Former jury member Stephanie Losee, (then exec director of brand content at POLITICO)
"More is not better; imagine judges combing through dozens of entries and wishing they could see a nasty, brutish and short entry that tells them everything they need to know almost by telepathy.
But when you shorten and condense, keep the relevant stuff. In an entry about innovative brand-agency relationships, please tell us what was different about the way you worked together. In a campaign entry, tell us the ROI in a way that allows us to compare cost with results. And tell us the challenges—we had a real appreciation for teams that had a tough row to hoe. We feel your pain; we’ve all been there."

Former jury member Christian Averill, VP of marketing at BitTorrent says: 
"There were many great entries, but knowing all the wonderful work that has been done in the past year, it was surprising that there weren’t even more. There are surely readers out there who know their teams have done great work. This is the opportunity to showcase it so don’t be shy.

If you have all of your plans and results lined up already, the time commitment can be as little as a few hours. In fact, shorter submissions that get to the point quickly do better when being reviewed. Plus, the exercise of putting the submission together - reflecting on the program, the results, the impact -  can help with team morale and help you to merchandize the work for new business efforts. 

Especially for PR teams, this is a chance to dispel the notion that there is a lack of creativity and bold thinking in the industry. The size of the agency didn’t matter, it was the big and bold idea we were looking for.

Keep it tight
The secret to a winning submission is to get your ideas across clearly and succinctly. The panelists reviewing the submission are seasoned professionals and will recognize great work. Long rambling introductions take away focus from the big ideas and results. Break your submission down into a few short paragraphs: the challenge, the research or insights, the big idea, the execution and the results. 

Show the big idea
Showing research and insights really helped in picking the winning submissions. But even more so when the submission articulated how those insights were then applied to the program. What was the big idea? It didn’t need to be a big research project, just something that showed your team applied insights in a bold or creative way. In some instances it was demonstrating the ability to sell the client on the concept. 

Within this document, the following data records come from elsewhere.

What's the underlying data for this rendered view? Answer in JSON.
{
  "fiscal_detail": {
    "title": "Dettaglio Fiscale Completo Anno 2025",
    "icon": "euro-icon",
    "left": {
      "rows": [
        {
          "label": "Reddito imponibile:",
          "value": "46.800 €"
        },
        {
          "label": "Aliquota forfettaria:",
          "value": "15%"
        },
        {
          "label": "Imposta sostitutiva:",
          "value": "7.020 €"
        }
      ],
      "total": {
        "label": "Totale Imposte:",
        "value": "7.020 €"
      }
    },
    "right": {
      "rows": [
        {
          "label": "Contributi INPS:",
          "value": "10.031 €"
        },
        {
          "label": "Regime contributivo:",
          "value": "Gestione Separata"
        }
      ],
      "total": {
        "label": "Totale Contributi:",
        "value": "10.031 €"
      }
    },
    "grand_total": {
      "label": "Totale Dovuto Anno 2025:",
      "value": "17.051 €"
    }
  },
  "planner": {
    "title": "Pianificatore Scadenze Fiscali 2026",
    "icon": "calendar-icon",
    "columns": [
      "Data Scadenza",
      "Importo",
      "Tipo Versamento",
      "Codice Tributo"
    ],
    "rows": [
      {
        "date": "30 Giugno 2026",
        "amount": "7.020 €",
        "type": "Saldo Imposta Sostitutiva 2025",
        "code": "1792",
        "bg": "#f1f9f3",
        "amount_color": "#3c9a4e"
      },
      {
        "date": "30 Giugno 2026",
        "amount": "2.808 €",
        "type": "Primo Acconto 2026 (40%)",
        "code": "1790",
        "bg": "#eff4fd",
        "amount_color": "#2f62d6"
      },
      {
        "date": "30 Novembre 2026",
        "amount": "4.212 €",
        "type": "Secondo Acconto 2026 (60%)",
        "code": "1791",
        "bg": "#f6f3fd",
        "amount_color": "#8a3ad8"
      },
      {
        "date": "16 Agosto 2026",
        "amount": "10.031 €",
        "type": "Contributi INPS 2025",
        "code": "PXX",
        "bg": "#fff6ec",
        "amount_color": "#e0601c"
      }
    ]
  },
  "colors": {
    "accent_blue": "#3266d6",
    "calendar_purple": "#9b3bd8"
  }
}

Map to the submission category
Several submissions for a particular category made no effort to demonstrate how the program related to that category. It’s worth taking the time before submitting to be sure elements come through to demonstrate how it fits the category. In the case of submissions going into several categories, take a few minutes to add some language calling out why it’s in the category. It will make a difference. 

Define the results
This may sound obvious, but include results. Submissions that did not have results or had vague results did poorly. Submissions that show how the results mapped back to objectives did well. 
It didn’t matter how big or small the results were, it’s showing that the program worked. Whether growing an audience, getting new business, shifting perceptions, or moving boxes - what was the impact?"